Teachers are supposed to look like they are in control, correct? But my rawness became a window through which we could all feel the breeze of loss - I talked, they listened, and they talked and I listened and it affirmed what we already knew - We are all connected by our woundedness.

Grief can be an intriguing guest at times - I just wish she would call first before popping in.

(I have no idea who the artist is, but this is a great illustration of what it felt like yesterday - as if the sky had engulfed my head like a large blanket)

9 comments:

Jayne said...

Sometimes we hold things in so tightly, it takes something like this, to open the flood gates. So glad you were able to feel it Roberta, even if the timing felt awkward. I am sure they all understood. Hugs to you.

Sneaky Momma said...

Bless your heart. I can imagine how difficult it was for you to be reminded of the memory of your father during class.
It sounds like you have some wonderful students! I remember, as a first grade teacher, being enveloped by twenty-two tiny sets of arms after reading a story that reminded me of my grandfather who had passed a few weeks before. I do believe that moment brought us all closer together. :)

BP said...

Interestingly, this is how I felt several times during and after my divorce. A song or a smell or a sound could drop the blanket over my head. When my mother and brother died it wasn't so much blanket smothering, but a wandering around in the fog. Just one foot in front of the other and mind numbing grief.

It does seem we connect more deeply through tears than through laughter.

Brad said...

Beautifully stated and illustrated. God chose that moment for you because others were there to share and to help heal. How wonderful!
With love (and with understanding - been there) - Brad

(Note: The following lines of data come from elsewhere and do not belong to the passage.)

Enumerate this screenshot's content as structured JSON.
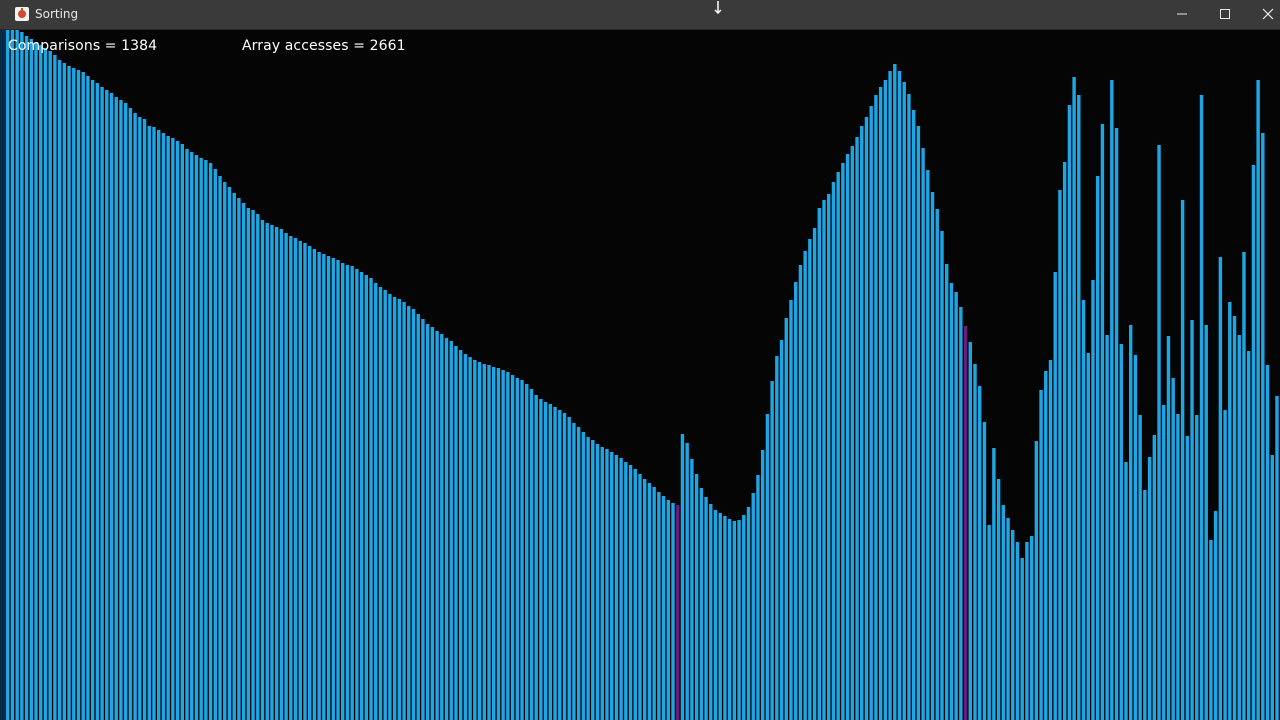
{
  "window": {
    "title": "Sorting",
    "controls": {
      "minimize": "minimize-icon",
      "maximize": "maximize-icon",
      "close": "close-icon"
    }
  },
  "stats": {
    "comparisons": "Comparisons = 1384",
    "array_accesses": "Array accesses = 2661"
  },
  "colors": {
    "bar": "#1ea6e4",
    "highlight": "#6d1b7b",
    "background": "#050505",
    "titlebar": "#3a3a3a"
  },
  "chart_data": {
    "type": "bar",
    "title": "",
    "xlabel": "",
    "ylabel": "",
    "ylim": [
      0,
      690
    ],
    "grid": false,
    "highlight_indices": [
      142,
      203
    ],
    "values": [
      690,
      690,
      690,
      688,
      684,
      681,
      678,
      675,
      672,
      669,
      665,
      660,
      657,
      654,
      652,
      650,
      648,
      644,
      640,
      637,
      633,
      630,
      627,
      623,
      620,
      617,
      612,
      607,
      603,
      601,
      594,
      593,
      590,
      587,
      584,
      582,
      579,
      576,
      571,
      568,
      565,
      562,
      560,
      557,
      551,
      544,
      538,
      533,
      527,
      522,
      517,
      512,
      510,
      506,
      500,
      497,
      495,
      493,
      491,
      487,
      484,
      482,
      479,
      477,
      474,
      471,
      468,
      466,
      464,
      462,
      460,
      457,
      455,
      454,
      451,
      448,
      445,
      442,
      437,
      433,
      430,
      426,
      423,
      421,
      418,
      414,
      411,
      406,
      401,
      396,
      393,
      389,
      386,
      382,
      379,
      374,
      370,
      366,
      363,
      360,
      358,
      356,
      355,
      353,
      352,
      350,
      348,
      345,
      342,
      340,
      336,
      331,
      325,
      321,
      318,
      316,
      313,
      310,
      307,
      303,
      297,
      293,
      288,
      283,
      280,
      276,
      273,
      271,
      268,
      265,
      262,
      258,
      255,
      251,
      246,
      241,
      237,
      233,
      228,
      224,
      220,
      217,
      215,
      286,
      277,
      261,
      246,
      232,
      223,
      216,
      210,
      207,
      204,
      201,
      199,
      200,
      205,
      213,
      227,
      245,
      270,
      306,
      339,
      364,
      380,
      402,
      420,
      438,
      455,
      469,
      481,
      492,
      512,
      520,
      526,
      538,
      548,
      557,
      566,
      574,
      583,
      594,
      603,
      614,
      625,
      633,
      640,
      649,
      656,
      649,
      638,
      626,
      610,
      594,
      572,
      550,
      528,
      511,
      489,
      456,
      437,
      428,
      413,
      394,
      378,
      356,
      334,
      298,
      195,
      272,
      241,
      215,
      202,
      190,
      178,
      162,
      178,
      184,
      279,
      330,
      349,
      360,
      448,
      530,
      558,
      615,
      643,
      625,
      420,
      367,
      440,
      544,
      596,
      385,
      640,
      592,
      376,
      258,
      395,
      365,
      305,
      230,
      263,
      285,
      575,
      315,
      384,
      342,
      306,
      520,
      284,
      400,
      305,
      625,
      395,
      180,
      209,
      463,
      310,
      418,
      404,
      385,
      468,
      369,
      555,
      640,
      587,
      355,
      265,
      324
    ]
  }
}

Jen Wojtowicz said...

Oh, Roberta. What a gift you gave yourself and your students by allowing yourself to be vulnerable, especially in a situation where you are used to being centered. I've been there too. Sometimes grief ebbs, and sometimes we get caught in the flow...

sue said...

thank you for sharing this...

Evelyn said...

What a gift to be able to be absolutely "real" right there along with your students. Someone told me that tears are more healing when we cry with someone else present. I watched "The Secret Life of Bees" when it was in the theaters. The theme of mother-loss had me sobbing in the theater hallway afterwards. I'm so grateful that I had both my daughter and a dear friend there with me. Yes, grief doesn't usually call first before popping in!

Jaliya said...

Oh, Roberta xo

Isn't it amazing, how laughter and tears are but a breath apart?

That is so marvelous how one person's raw feeling can ignite the heart of others. Your students are blessed to have you as a mentor.

Grieving is one of the ways that we love, isn't it ...

(((hug)))

Lauralew said...

Oh Roberta, I so identify with this. My mom has been gone almost two months now and I never know when grief will steal in and make itself known. One of my friends told me that the loss of my mom would be a life changing event--as I have lived this out, I have found it to be true. Love and hugs to you.